view a plan
The causes of the American Revolution are the focus of this internet workshop and rubric
Social Studies, Computers & Internet
Title – Causes of the American Revolution
By – Jeff Hopper
Primary Subject – Social Studies
Secondary Subjects – Computers / Internet
Grade Level – 4th
Time/Class Period: 1 – 1 Ã‚Â½ hours (2 class periods)
State Learning Standards:
Overall Goal: In this internet workshop, students will gain an overview of several events that contributed directly to the beginning of the American Revolution. They will use critical thinking skills to consider the reasons why the colonists reacted to certain British acts in the ways that they did.
- Students will be able to use given internet resources to read for information.
- Students will be able to identify three events that helped cause the American Revolution
- Students will be able to explain why these events angered the colonists
- Students will be able to use internet information to support their own opinions and to agree or disagree with others’ opinions
Materials and Resources:
- Website http://www.pbs.org/wnet/historyofus/web01/segment3.html
- Questions on overhead projector
- In your opinion, why did colonists object to taxation without representation?
- Do you agree or disagree with the colonists’ decision to stage the Boston Tea Party?
- What acts were intolerable to the colonists?
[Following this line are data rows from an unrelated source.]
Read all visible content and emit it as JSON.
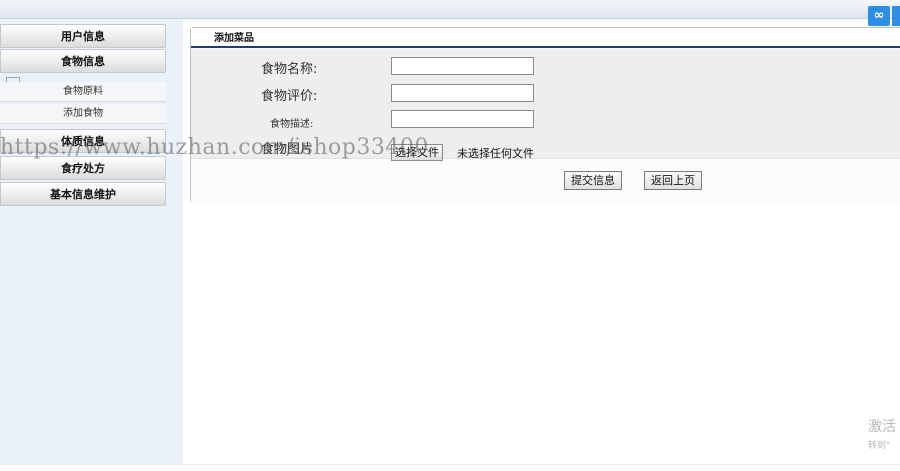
{
  "sidebar": {
    "heads": [
      "用户信息",
      "食物信息",
      "体质信息",
      "食疗处方",
      "基本信息维护"
    ],
    "subs": [
      "食物原料",
      "添加食物"
    ]
  },
  "panel": {
    "title": "添加菜品",
    "fields": {
      "name_label": "食物名称:",
      "review_label": "食物评价:",
      "desc_label": "食物描述:",
      "image_label": "食物图片"
    },
    "file": {
      "button": "选择文件",
      "status": "未选择任何文件"
    },
    "buttons": {
      "submit": "提交信息",
      "back": "返回上页"
    }
  },
  "overlay": {
    "watermark": "https://www.huzhan.com/ishop33400",
    "activate_line1": "激活",
    "activate_line2": "转到\""
  },
  "icons": {
    "cloud": "cloud-sync-icon"
  },
  "colors": {
    "accent": "#2d8ee6",
    "title_underline": "#1c3f6e"
  }
}
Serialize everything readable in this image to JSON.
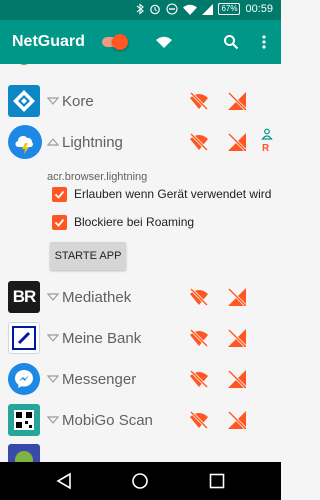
{
  "statusbar": {
    "battery": "67",
    "time": "00:59"
  },
  "toolbar": {
    "title": "NetGuard"
  },
  "apps": [
    {
      "name": "Kore"
    },
    {
      "name": "Lightning",
      "package": "acr.browser.lightning",
      "indicator": "R",
      "options": [
        "Erlauben wenn Gerät verwendet wird",
        "Blockiere bei Roaming"
      ],
      "button": "STARTE APP"
    },
    {
      "name": "Mediathek",
      "icon_text": "BR"
    },
    {
      "name": "Meine Bank"
    },
    {
      "name": "Messenger"
    },
    {
      "name": "MobiGo Scan"
    }
  ],
  "colors": {
    "primary": "#009688",
    "primary_dark": "#00796b",
    "accent": "#ff5722"
  }
}
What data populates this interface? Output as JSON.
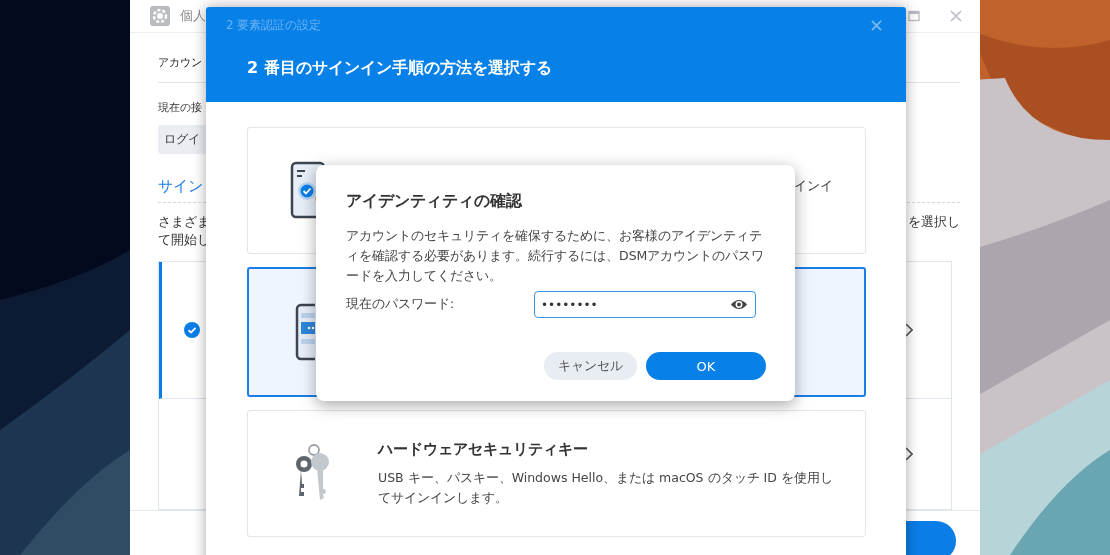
{
  "background_window": {
    "title": "個人",
    "section_heading": "アカウン",
    "current_label": "現在の接",
    "login_button": "ログイ",
    "signin_heading": "サイン",
    "description_left": [
      "さまざま",
      "て開始し"
    ],
    "description_right": "を選択し",
    "methods": [
      {
        "selected": true
      },
      {
        "selected": false
      }
    ]
  },
  "wizard": {
    "title": "2 要素認証の設定",
    "heading": "2 番目のサインイン手順の方法を選択する",
    "options": [
      {
        "kind": "approval",
        "selected": false,
        "description": "インイ"
      },
      {
        "kind": "otp",
        "selected": true
      },
      {
        "kind": "hardware-key",
        "selected": false,
        "title": "ハードウェアセキュリティキー",
        "description": "USB キー、パスキー、Windows Hello、または macOS のタッチ ID を使用してサインインします。"
      }
    ]
  },
  "confirm_dialog": {
    "title": "アイデンティティの確認",
    "message": "アカウントのセキュリティを確保するために、お客様のアイデンティティを確認する必要があります。続行するには、DSMアカウントのパスワードを入力してください。",
    "password": {
      "label": "現在のパスワード:",
      "value": "••••••••"
    },
    "buttons": [
      {
        "kind": "secondary",
        "label": "キャンセル"
      },
      {
        "kind": "primary",
        "label": "OK"
      }
    ]
  }
}
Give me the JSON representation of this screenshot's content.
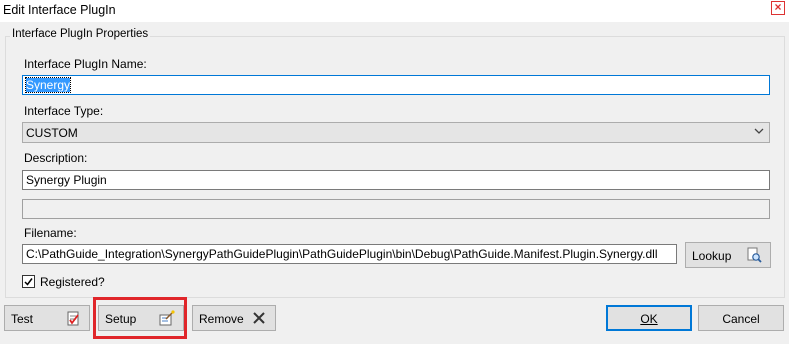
{
  "window": {
    "title": "Edit Interface PlugIn",
    "close_glyph": "×"
  },
  "group": {
    "legend": "Interface PlugIn Properties"
  },
  "fields": {
    "name_label": "Interface PlugIn Name:",
    "name_value": "Synergy",
    "type_label": "Interface Type:",
    "type_value": "CUSTOM",
    "description_label": "Description:",
    "description_value": "Synergy Plugin",
    "extra_value": "",
    "filename_label": "Filename:",
    "filename_value": "C:\\PathGuide_Integration\\SynergyPathGuidePlugin\\PathGuidePlugin\\bin\\Debug\\PathGuide.Manifest.Plugin.Synergy.dll",
    "registered_label": "Registered?",
    "registered_checked": true
  },
  "buttons": {
    "lookup": "Lookup",
    "test": "Test",
    "setup": "Setup",
    "remove": "Remove",
    "ok": "OK",
    "cancel": "Cancel"
  },
  "colors": {
    "highlight": "#e0262a",
    "selection": "#3399ff",
    "focus": "#0078d7"
  }
}
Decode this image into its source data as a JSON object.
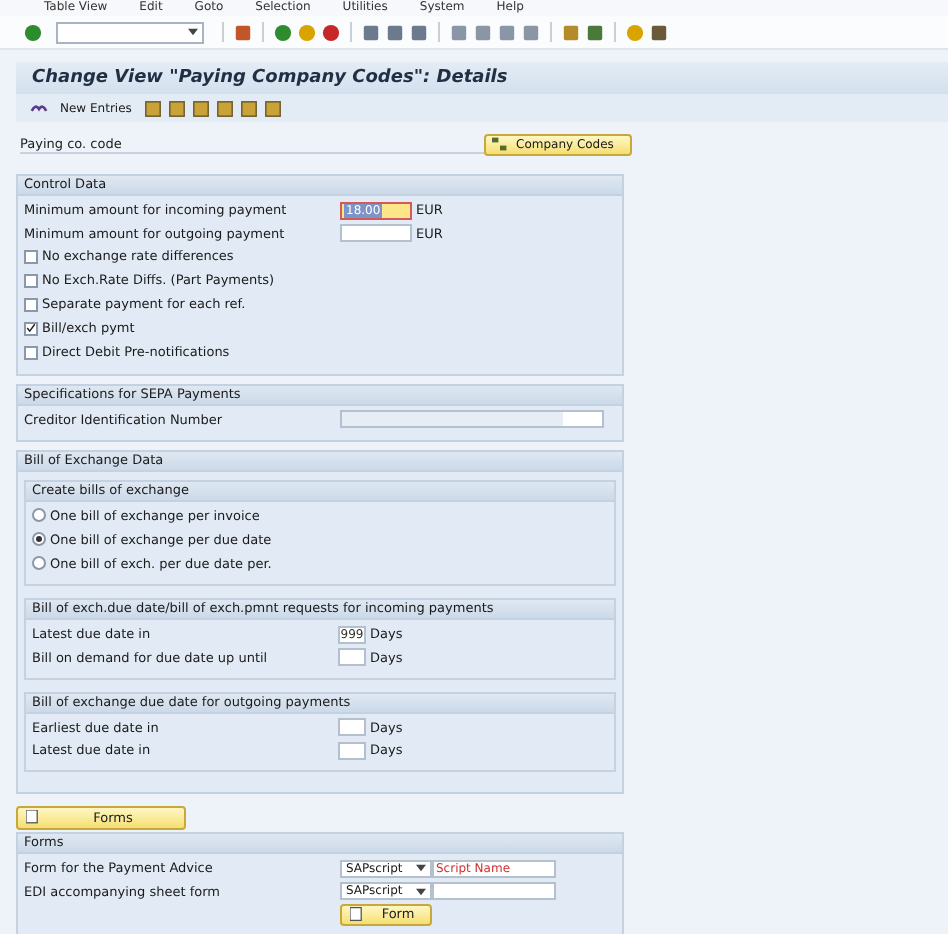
{
  "menu": [
    "Table View",
    "Edit",
    "Goto",
    "Selection",
    "Utilities",
    "System",
    "Help"
  ],
  "title": "Change View \"Paying Company Codes\": Details",
  "app_toolbar": {
    "new_entries": "New Entries"
  },
  "key_field": {
    "label": "Paying co. code",
    "button": "Company Codes"
  },
  "control_data": {
    "title": "Control Data",
    "fields": [
      {
        "label": "Minimum amount for incoming payment",
        "value": "18.00",
        "unit": "EUR",
        "focused": true
      },
      {
        "label": "Minimum amount for outgoing payment",
        "unit": "EUR",
        "focused": false
      }
    ],
    "checkboxes": [
      {
        "label": "No exchange rate differences",
        "checked": false
      },
      {
        "label": "No Exch.Rate Diffs. (Part Payments)",
        "checked": false
      },
      {
        "label": "Separate payment for each ref.",
        "checked": false
      },
      {
        "label": "Bill/exch pymt",
        "checked": true
      },
      {
        "label": "Direct Debit Pre-notifications",
        "checked": false
      }
    ]
  },
  "sepa": {
    "title": "Specifications for SEPA Payments",
    "fields": [
      {
        "label": "Creditor Identification Number",
        "disabled": true
      }
    ]
  },
  "bill_of_exchange": {
    "title": "Bill of Exchange Data",
    "create": {
      "title": "Create bills of exchange",
      "options": [
        {
          "label": "One bill of exchange per invoice",
          "selected": false
        },
        {
          "label": "One bill of exchange per due date",
          "selected": true
        },
        {
          "label": "One bill of exch. per due date per.",
          "selected": false
        }
      ]
    },
    "incoming": {
      "title": "Bill of exch.due date/bill of exch.pmnt requests for incoming payments",
      "fields": [
        {
          "label": "Latest due date in",
          "value": "999",
          "unit": "Days"
        },
        {
          "label": "Bill on demand for due date up until",
          "unit": "Days"
        }
      ]
    },
    "outgoing": {
      "title": "Bill of exchange due date for outgoing payments",
      "fields": [
        {
          "label": "Earliest due date in",
          "unit": "Days"
        },
        {
          "label": "Latest due date in",
          "unit": "Days"
        }
      ]
    }
  },
  "forms_button": "Forms",
  "forms": {
    "title": "Forms",
    "rows": [
      {
        "label": "Form for the Payment Advice",
        "type": "SAPscript",
        "placeholder": "Script Name"
      },
      {
        "label": "EDI accompanying sheet form",
        "type": "SAPscript"
      }
    ],
    "button": "Form"
  }
}
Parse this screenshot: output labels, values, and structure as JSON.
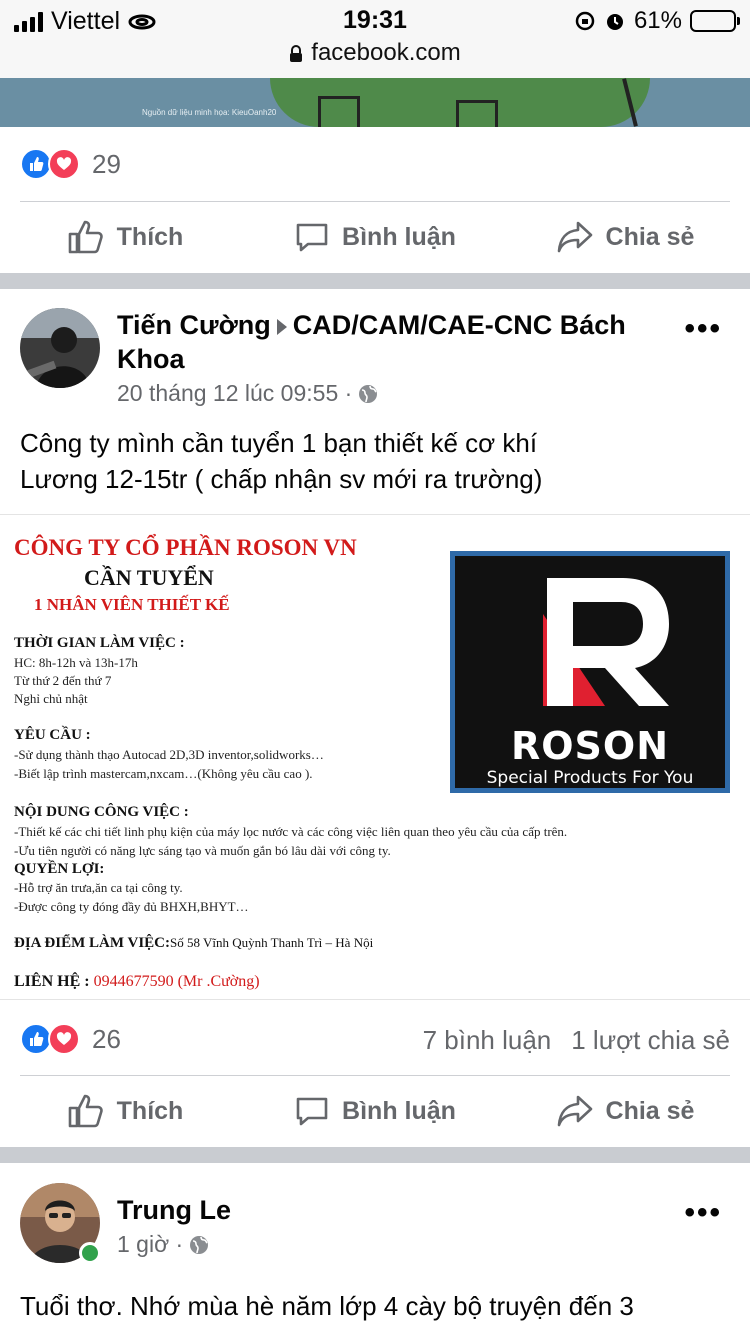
{
  "status_bar": {
    "carrier": "Viettel",
    "time": "19:31",
    "battery": "61%",
    "battery_level": 0.61,
    "url": "facebook.com"
  },
  "previous_post": {
    "image_credit": "Nguồn dữ liệu minh họa: KieuOanh20",
    "reaction_count": "29",
    "actions": {
      "like": "Thích",
      "comment": "Bình luận",
      "share": "Chia sẻ"
    }
  },
  "post": {
    "author": "Tiến Cường",
    "group_line1": "CAD/CAM/CAE-CNC Bách",
    "group_line2": "Khoa",
    "timestamp": "20 tháng 12 lúc 09:55 ·",
    "text_line1": "Công ty mình cần tuyển 1 bạn thiết kế cơ khí",
    "text_line2": "Lương 12-15tr ( chấp nhận sv mới ra trường)",
    "reaction_count": "26",
    "comments": "7 bình luận",
    "shares": "1 lượt chia sẻ",
    "actions": {
      "like": "Thích",
      "comment": "Bình luận",
      "share": "Chia sẻ"
    }
  },
  "poster": {
    "company": "CÔNG TY CỔ PHẦN ROSON VN",
    "hiring": "CẦN TUYỂN",
    "position": "1 NHÂN VIÊN THIẾT KẾ",
    "work_time_title": "THỜI GIAN LÀM VIỆC :",
    "work_time_lines": [
      "HC: 8h-12h  và 13h-17h",
      "Từ thứ 2 đến thứ 7",
      "Nghỉ chủ nhật"
    ],
    "requirements_title": "YÊU CẦU :",
    "requirements_lines": [
      "-Sử dụng thành thạo Autocad 2D,3D inventor,solidworks…",
      "-Biết lập trình mastercam,nxcam…(Không yêu cầu cao )."
    ],
    "duties_title": "NỘI DUNG CÔNG VIỆC :",
    "duties_lines": [
      "-Thiết kế các chi tiết linh phụ kiện của máy lọc nước và các công việc liên quan theo yêu cầu của cấp trên.",
      "-Ưu tiên người có năng lực sáng tạo và muốn gắn bó lâu dài với công ty."
    ],
    "benefits_title": "QUYỀN LỢI:",
    "benefits_lines": [
      "-Hỗ trợ ăn trưa,ăn ca tại công ty.",
      "-Được công ty đóng đầy đủ BHXH,BHYT…"
    ],
    "location_title": "ĐỊA ĐIỂM LÀM VIỆC:",
    "location_value": "Số 58 Vĩnh Quỳnh Thanh Trì – Hà Nội",
    "contact_title": "LIÊN HỆ :",
    "contact_value": "0944677590 (Mr .Cường)",
    "logo_word": "ROSON",
    "logo_tagline": "Special Products For You"
  },
  "next_post": {
    "author": "Trung Le",
    "timestamp": "1 giờ ·",
    "text_line1": "Tuổi thơ. Nhớ mùa hè năm lớp 4 cày bộ truyện đến 3"
  },
  "colors": {
    "facebook_blue": "#1877f2",
    "love_red": "#f33e58",
    "secondary_text": "#65676b",
    "poster_red": "#d21a1a",
    "logo_frame": "#2f6aa8"
  },
  "icons": {
    "signal": "signal-bars-icon",
    "wifi": "wifi-icon",
    "lock": "lock-icon",
    "alarm": "alarm-icon",
    "rotation_lock": "rotation-lock-icon",
    "battery": "battery-icon",
    "like": "thumbs-up-icon",
    "love": "heart-icon",
    "comment": "comment-bubble-icon",
    "share": "share-arrow-icon",
    "globe": "globe-icon",
    "more": "more-dots-icon"
  }
}
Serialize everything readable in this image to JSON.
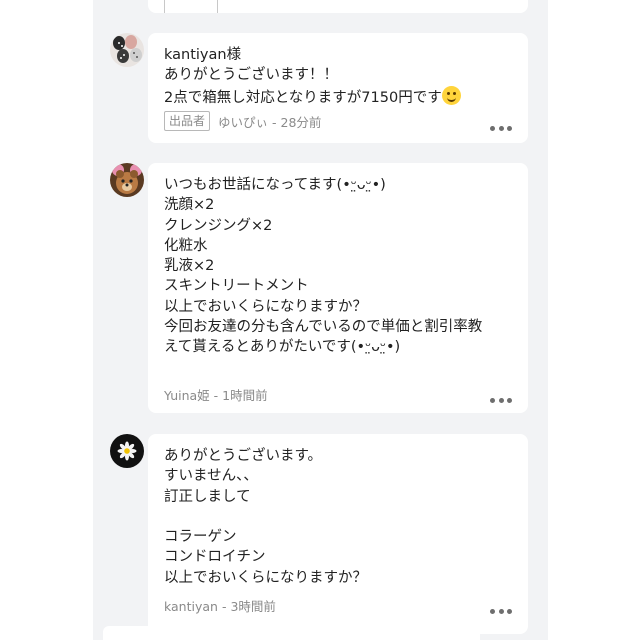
{
  "comments": [
    {
      "lines": [
        "kantiyan様",
        "ありがとうございます！！",
        "2点で箱無し対応となりますが7150円です"
      ],
      "emoji": "slightly-smiling-face-icon",
      "seller_badge": "出品者",
      "author": "ゆいぴぃ",
      "time": "28分前"
    },
    {
      "lines": [
        "いつもお世話になってます(•ᵕ̤ᴗᵕ̤•)",
        "洗顔×2",
        "クレンジング×2",
        "化粧水",
        "乳液×2",
        "スキントリートメント",
        "以上でおいくらになりますか？",
        "今回お友達の分も含んでいるので単価と割引率教",
        "えて貰えるとありがたいです(•ᵕ̤ᴗᵕ̤•)"
      ],
      "author": "Yuina姫",
      "time": "1時間前"
    },
    {
      "lines": [
        "ありがとうございます。",
        "すいません、、",
        "訂正しまして",
        "",
        "コラーゲン",
        "コンドロイチン",
        "以上でおいくらになりますか？"
      ],
      "author": "kantiyan",
      "time": "3時間前"
    }
  ],
  "meta_separator": " - ",
  "colors": {
    "panel_bg": "#f2f3f5",
    "card_bg": "#ffffff",
    "text": "#222222",
    "meta_text": "#8a8a8a"
  }
}
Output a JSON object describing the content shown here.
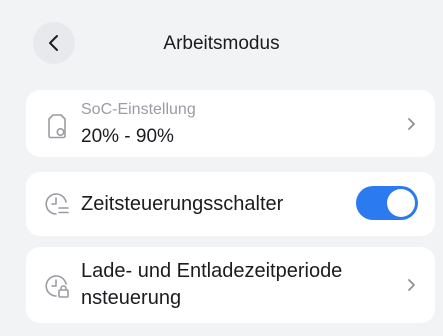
{
  "header": {
    "title": "Arbeitsmodus"
  },
  "soc_setting": {
    "label": "SoC-Einstellung",
    "value": "20% - 90%"
  },
  "time_control_switch": {
    "label": "Zeitsteuerungsschalter",
    "enabled": true
  },
  "charge_period": {
    "label": "Lade- und Entladezeitperiode nsteuerung"
  },
  "colors": {
    "background": "#f2f3f5",
    "card": "#ffffff",
    "accent": "#2b7af0",
    "secondary_text": "#9a9ca3"
  },
  "icons": {
    "back": "chevron-left-icon",
    "soc": "battery-cycle-icon",
    "time_switch": "clock-switch-icon",
    "period": "clock-lock-icon",
    "chevron": "chevron-right-icon"
  }
}
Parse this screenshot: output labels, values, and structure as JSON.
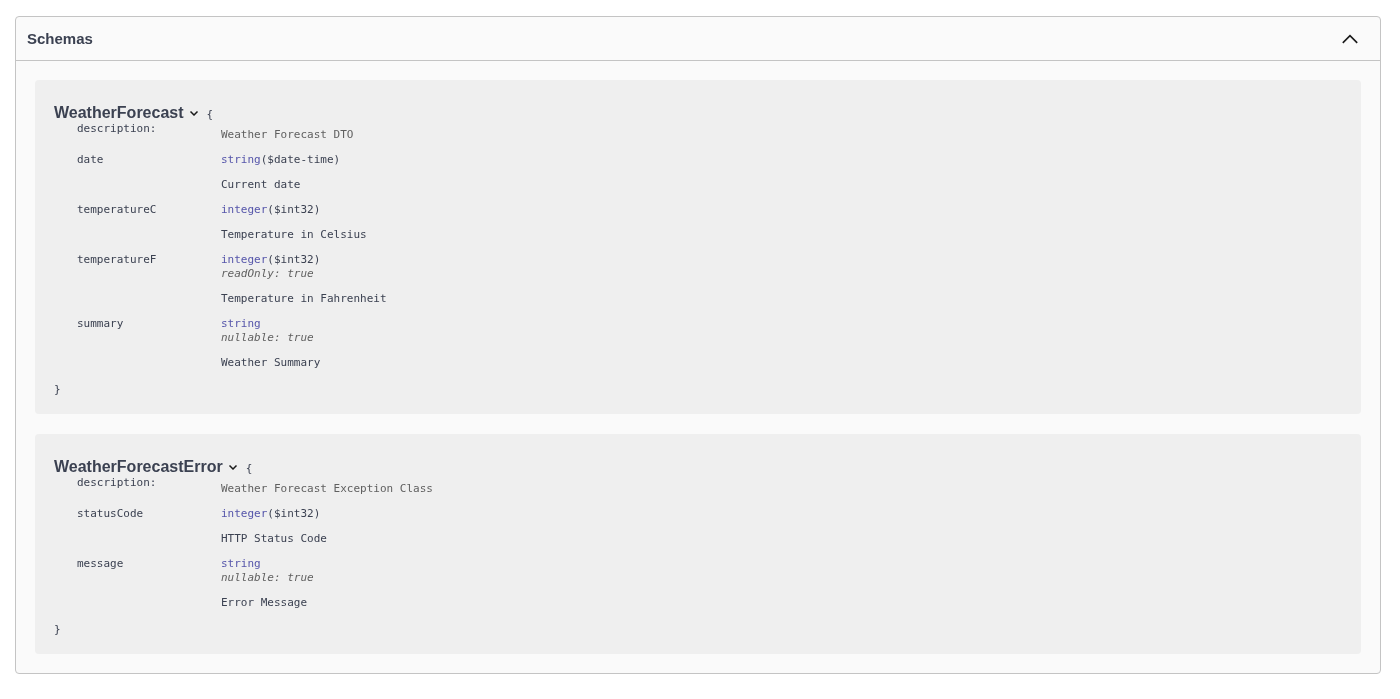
{
  "section": {
    "title": "Schemas",
    "expanded": true
  },
  "models": [
    {
      "name": "WeatherForecast",
      "expanded": true,
      "open_brace": "{",
      "close_brace": "}",
      "description_label": "description:",
      "description": "Weather Forecast DTO",
      "properties": [
        {
          "name": "date",
          "type": "string",
          "format": "($date-time)",
          "description": "Current date"
        },
        {
          "name": "temperatureC",
          "type": "integer",
          "format": "($int32)",
          "description": "Temperature in Celsius"
        },
        {
          "name": "temperatureF",
          "type": "integer",
          "format": "($int32)",
          "note": "readOnly: true",
          "description": "Temperature in Fahrenheit"
        },
        {
          "name": "summary",
          "type": "string",
          "note": "nullable: true",
          "description": "Weather Summary"
        }
      ]
    },
    {
      "name": "WeatherForecastError",
      "expanded": true,
      "open_brace": "{",
      "close_brace": "}",
      "description_label": "description:",
      "description": "Weather Forecast Exception Class",
      "properties": [
        {
          "name": "statusCode",
          "type": "integer",
          "format": "($int32)",
          "description": "HTTP Status Code"
        },
        {
          "name": "message",
          "type": "string",
          "note": "nullable: true",
          "description": "Error Message"
        }
      ]
    }
  ]
}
Do you think they were intolerable?
- Who were the Sons of Liberty?
- Chart paper and markers
Procedure/Activity for Class Period 1:
- 1. Review with students the French-Indian War and its outcome.
- 2. Tell students that following this war, the British wanted the colonists to help them pay for the cost of the war.
- 3. Inform students that they are going to visit a website that gives them information on the events that followed the French-Indian War, and eventually led to the American Revolution.
- 4. Instruct students to go to
- 5. Introduce students to the various icons on the page that link to historical documents, images, and sound clips. Show them how to click on highlighted words for a definition.
- 6. Let students know that they will work in small groups (2-3) for approximately 30 minutes to investigate the website. Their task is to create a 3-columned chart on which to take notes on the actions taken by the British that upset the colonists, the reactions of the colonists, and the possible reasons for the colonists’ reactions.
- 7. At the end of the work session, students will come together to discuss their findings in a large group, and to share/hear each others’ ideas.
Class Period 2:
- 1. Allow students to revisit yesterday’s website for 10 minutes.
- 2. Draw students’ attention to the questions on the overhead projector. Tell them that they are to work together with their groups to answer the questions, based on their reading, their own opinions, and the opinions of their classmates that were shared at the end of the lesson yesterday.
- 3. When students are finished with the task, allow the whole class to participate in creating a chart listing the causes of the Revolutionary War, as well as possible reasons why the groups involved were so upset. This chart will become a valuable classroom resource as they continue with this social studies unit.
Closure: This lesson on the causes of the American Revolution will be followed by a study of the timeline of the actual war, as well as its outcomes. As a culmination of the unit, small groups will create Power Point slideshows that include causes, events, and outcomes of the revolution.
Assessment/Evaluation: See rubric.
Internet Workshop – American Revolution
Student Name: ________________________________________
|Identifies causes of the revolution.||Student identifies all the main causes of the revolution as stated in the article.||The student lists all but one of the main causes of the revolution.||The student lists one or two of the main causes of the revolution, using the article for reference. S/he does not highlight any incorrect points||The student cannot find relevant information with accuracy.|
|Relates Graphics to Text||Student accurately explains how each graphic/diagram is related to the text, and accurately determines whether each graphic/diagram agrees with the information in the text.||Student accurately explains how each graphic/diagram is related to the text.||Student accurately explains how some of the diagrams are related to the text.||Student has difficulty relating graphics and diagrams to the text.|
|Formulates opinions||Student uses textual information to form reasonable opinions about the reasons colonists were angered.||Student uses textual information to form opinions about why the colonists were angered. Not all opinions are reasonable.||Student forms opinions about why the colonists were angered. Opinions are not based on textual information.||Student has difficulty forming opinions.|
|Participation in group discussion||Student participates fully in group discussion. Shares own ideas and is open to the ideas of others.||Student participates somewhat in group discussion. Shares own ideas and is open to similar ideas from other students.||Student participates reluctantly in group discussion. Is not open to ideas of others.||Student does not participate in group discussion unless called upon.|
E-Mail Jeff Hopper !